In last year’s Best-Picture winner Spotlight, there’s a shot I love where the reporting team is on a phone call discovering new information about the depth of the scandal they are investigating. As the magnitude of the situation pours over them, the camera slowly zooms out, until the reporters appear diminished and crushed by the the unpredictably large nature of their story. Tickled is essentially 90 minutes of that sequence, as Farrier & Reeve begin their quest as somewhat of an inside joke and appear more and more out of their depth with each new bit of information they uncover. By the halfway point, they’ve already encountered friendly porn producers, deployed makeshift hidden cameras, and traversed much of the continental US with no real clear end game. Farrier is particularly fun and occasionally awkward to watch as he crusades into uncomfortable confrontations with no real plan of what he’s going to say or any idea of an expected outcome.
Tickled essentially assumes the medium of a long-form investigative journalism piece; though it seems more like the kind you would see as a running gag on John Oliver’s show. To keep things visually interesting, Farrier and Reeve include some neat tricks with B-Roll footage to represent the status of each scene. For example, when Farrier and Reeve seem to have run out of resources to expose a mysterious string-puller that can’t be uncovered, footage of a dog on a leash chasing a squirrel is used. In addition, some slo-mo tricks are deployed and we get plenty of reaction shots from Farrier, all backed with a hypnotic electronic soundtrack by New Zealand artist Rodi Kirkady with bits borrowed from Primer’s Shane Carruth.
But more than anything, Farrier and Reeve choose to let the surreal story speak for itself.
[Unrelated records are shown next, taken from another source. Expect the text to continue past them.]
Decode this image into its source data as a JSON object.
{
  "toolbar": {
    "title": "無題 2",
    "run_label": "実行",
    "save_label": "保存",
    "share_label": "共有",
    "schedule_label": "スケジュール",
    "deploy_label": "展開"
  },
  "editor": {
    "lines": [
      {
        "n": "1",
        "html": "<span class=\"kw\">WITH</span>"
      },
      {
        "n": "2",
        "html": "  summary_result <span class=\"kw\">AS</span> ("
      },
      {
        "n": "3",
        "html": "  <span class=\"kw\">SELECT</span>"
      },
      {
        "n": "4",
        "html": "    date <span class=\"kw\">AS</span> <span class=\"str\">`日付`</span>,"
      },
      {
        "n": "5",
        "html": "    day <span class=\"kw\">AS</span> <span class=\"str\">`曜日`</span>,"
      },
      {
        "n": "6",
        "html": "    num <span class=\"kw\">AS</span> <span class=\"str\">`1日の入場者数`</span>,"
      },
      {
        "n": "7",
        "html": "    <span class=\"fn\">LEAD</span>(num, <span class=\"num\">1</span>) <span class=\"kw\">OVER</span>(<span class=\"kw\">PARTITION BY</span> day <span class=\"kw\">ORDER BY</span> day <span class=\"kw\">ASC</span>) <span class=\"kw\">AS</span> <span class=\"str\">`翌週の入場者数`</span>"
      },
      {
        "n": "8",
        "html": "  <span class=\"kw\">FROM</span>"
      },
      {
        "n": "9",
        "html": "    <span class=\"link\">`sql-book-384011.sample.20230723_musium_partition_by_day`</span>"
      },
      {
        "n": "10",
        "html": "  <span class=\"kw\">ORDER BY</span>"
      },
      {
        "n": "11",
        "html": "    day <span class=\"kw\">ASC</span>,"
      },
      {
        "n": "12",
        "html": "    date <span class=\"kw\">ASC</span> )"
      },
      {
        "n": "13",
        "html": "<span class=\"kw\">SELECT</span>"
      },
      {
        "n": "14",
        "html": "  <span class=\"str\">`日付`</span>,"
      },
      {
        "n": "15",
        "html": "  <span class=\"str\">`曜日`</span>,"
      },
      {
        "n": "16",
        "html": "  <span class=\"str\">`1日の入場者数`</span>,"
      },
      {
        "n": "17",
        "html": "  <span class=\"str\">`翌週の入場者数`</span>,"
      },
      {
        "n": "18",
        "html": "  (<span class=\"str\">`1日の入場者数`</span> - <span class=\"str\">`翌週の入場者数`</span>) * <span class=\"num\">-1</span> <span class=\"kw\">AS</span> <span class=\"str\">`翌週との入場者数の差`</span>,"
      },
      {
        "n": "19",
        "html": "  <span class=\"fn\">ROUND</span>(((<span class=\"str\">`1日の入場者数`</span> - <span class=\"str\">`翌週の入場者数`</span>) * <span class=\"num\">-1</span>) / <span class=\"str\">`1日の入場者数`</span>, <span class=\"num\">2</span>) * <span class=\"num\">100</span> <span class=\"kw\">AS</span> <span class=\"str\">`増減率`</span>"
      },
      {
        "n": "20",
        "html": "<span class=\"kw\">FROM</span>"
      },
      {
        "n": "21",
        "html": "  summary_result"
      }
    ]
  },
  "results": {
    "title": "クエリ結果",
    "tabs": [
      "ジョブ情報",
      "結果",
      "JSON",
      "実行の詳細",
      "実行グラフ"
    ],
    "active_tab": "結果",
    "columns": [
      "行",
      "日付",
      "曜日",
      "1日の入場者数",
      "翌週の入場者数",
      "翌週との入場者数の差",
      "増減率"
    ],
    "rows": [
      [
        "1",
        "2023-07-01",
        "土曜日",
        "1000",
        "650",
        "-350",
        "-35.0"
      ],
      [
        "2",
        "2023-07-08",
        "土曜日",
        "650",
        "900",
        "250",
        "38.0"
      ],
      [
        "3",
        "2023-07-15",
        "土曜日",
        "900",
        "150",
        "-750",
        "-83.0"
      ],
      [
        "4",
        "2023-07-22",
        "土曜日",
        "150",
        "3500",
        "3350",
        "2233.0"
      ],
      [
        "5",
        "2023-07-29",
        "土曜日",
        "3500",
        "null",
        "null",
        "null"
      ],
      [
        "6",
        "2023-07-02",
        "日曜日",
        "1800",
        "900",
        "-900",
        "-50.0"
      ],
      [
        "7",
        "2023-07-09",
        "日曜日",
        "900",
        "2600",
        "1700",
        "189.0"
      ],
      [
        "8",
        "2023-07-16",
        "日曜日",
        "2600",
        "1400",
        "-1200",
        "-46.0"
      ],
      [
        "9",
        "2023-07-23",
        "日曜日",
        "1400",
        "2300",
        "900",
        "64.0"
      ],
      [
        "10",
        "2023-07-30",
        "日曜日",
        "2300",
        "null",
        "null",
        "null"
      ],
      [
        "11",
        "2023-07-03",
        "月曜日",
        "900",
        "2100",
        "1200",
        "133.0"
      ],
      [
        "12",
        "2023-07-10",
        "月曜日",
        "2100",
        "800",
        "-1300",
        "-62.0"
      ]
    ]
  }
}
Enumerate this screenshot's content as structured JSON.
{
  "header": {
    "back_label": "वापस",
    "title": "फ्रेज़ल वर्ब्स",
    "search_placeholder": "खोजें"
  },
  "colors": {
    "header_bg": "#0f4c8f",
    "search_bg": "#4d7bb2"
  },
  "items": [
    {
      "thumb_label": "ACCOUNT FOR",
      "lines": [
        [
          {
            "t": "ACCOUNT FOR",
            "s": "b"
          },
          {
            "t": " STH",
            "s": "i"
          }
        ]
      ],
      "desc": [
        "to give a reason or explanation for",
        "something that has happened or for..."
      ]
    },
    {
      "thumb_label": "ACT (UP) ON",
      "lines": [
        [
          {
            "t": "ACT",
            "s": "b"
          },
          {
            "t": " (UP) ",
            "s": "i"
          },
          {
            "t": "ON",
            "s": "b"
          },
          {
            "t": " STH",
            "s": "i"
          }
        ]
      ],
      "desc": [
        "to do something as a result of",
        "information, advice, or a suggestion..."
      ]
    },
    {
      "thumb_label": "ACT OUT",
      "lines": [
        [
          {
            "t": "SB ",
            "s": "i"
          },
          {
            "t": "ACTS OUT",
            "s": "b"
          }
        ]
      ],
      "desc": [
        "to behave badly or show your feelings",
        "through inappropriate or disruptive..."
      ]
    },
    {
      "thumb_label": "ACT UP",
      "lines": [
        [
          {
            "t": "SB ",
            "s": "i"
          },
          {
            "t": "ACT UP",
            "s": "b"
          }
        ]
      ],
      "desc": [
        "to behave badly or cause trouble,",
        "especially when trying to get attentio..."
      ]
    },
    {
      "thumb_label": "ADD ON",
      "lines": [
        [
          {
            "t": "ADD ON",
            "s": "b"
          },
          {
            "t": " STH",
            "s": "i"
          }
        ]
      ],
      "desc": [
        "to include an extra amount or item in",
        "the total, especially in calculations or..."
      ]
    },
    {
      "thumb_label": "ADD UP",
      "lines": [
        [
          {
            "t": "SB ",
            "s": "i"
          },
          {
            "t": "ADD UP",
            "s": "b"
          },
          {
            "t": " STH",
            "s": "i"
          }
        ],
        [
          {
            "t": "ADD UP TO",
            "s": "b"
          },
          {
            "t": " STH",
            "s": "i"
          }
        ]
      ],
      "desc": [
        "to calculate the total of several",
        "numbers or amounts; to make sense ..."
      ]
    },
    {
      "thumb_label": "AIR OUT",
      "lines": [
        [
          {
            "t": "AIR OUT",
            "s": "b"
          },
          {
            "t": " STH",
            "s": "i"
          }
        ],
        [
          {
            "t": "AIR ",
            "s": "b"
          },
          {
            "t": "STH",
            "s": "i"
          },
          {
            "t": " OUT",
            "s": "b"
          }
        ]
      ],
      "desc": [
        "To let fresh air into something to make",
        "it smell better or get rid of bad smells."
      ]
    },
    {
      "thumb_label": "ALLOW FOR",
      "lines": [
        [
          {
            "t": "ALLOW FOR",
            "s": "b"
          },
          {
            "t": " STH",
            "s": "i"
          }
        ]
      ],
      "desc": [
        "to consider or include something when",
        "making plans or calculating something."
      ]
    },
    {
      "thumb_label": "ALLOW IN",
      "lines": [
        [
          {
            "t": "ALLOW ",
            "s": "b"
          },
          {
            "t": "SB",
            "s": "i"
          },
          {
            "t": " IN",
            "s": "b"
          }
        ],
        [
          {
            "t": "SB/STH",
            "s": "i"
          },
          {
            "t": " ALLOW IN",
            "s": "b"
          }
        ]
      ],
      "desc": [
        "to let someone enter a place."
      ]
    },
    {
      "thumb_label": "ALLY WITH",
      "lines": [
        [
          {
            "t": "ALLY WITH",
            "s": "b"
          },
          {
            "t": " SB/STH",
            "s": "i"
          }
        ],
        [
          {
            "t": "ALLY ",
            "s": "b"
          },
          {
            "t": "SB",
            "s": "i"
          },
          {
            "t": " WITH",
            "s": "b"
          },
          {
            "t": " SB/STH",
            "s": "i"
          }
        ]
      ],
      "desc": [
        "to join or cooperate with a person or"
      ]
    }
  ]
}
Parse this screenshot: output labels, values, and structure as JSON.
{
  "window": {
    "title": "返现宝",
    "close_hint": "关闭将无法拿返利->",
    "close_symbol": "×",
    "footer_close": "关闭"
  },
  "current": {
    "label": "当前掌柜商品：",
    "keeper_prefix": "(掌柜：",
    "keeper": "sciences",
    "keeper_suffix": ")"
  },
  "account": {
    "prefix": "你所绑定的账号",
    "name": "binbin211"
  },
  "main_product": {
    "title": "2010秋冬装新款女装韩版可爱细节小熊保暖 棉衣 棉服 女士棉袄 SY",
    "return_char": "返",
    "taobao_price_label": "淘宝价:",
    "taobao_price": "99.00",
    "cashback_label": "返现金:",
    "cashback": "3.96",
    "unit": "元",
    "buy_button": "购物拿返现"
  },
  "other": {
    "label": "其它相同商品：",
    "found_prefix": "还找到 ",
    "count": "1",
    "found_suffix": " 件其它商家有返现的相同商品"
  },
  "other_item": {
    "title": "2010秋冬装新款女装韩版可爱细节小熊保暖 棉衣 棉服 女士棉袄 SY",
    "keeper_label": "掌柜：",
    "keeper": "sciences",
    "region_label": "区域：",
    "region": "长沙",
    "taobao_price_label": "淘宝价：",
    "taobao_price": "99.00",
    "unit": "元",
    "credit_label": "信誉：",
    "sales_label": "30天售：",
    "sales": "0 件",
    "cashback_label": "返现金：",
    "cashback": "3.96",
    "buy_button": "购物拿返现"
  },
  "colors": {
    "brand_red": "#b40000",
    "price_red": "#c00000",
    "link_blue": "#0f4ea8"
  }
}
While it sounds silly in description, it’s soon clear that there’s a darker matter at hand here. Tickled is a tale of bullying and harassment campaigns given nigh-unlimited resources. As Farrier discovers, there are more than mean e-mails, there are lives being completely ruined by an unknown entity. It’s inaccurate to say Tickled sets out to expose an international business conspiracy, though. Most of the fun is in how clearly Farrier and Reeve haven’t “set out” to do anything. Their story takes them from hecklers who stand aghast at the strangeness of the situation to crusaders for the truth, men who set out to do the right thing despite having no real idea what that is or how to go about it. That desperate morality is what gives Tickled its real heart, elevating it beyond the bizarre story it tells.Liked This? Share It!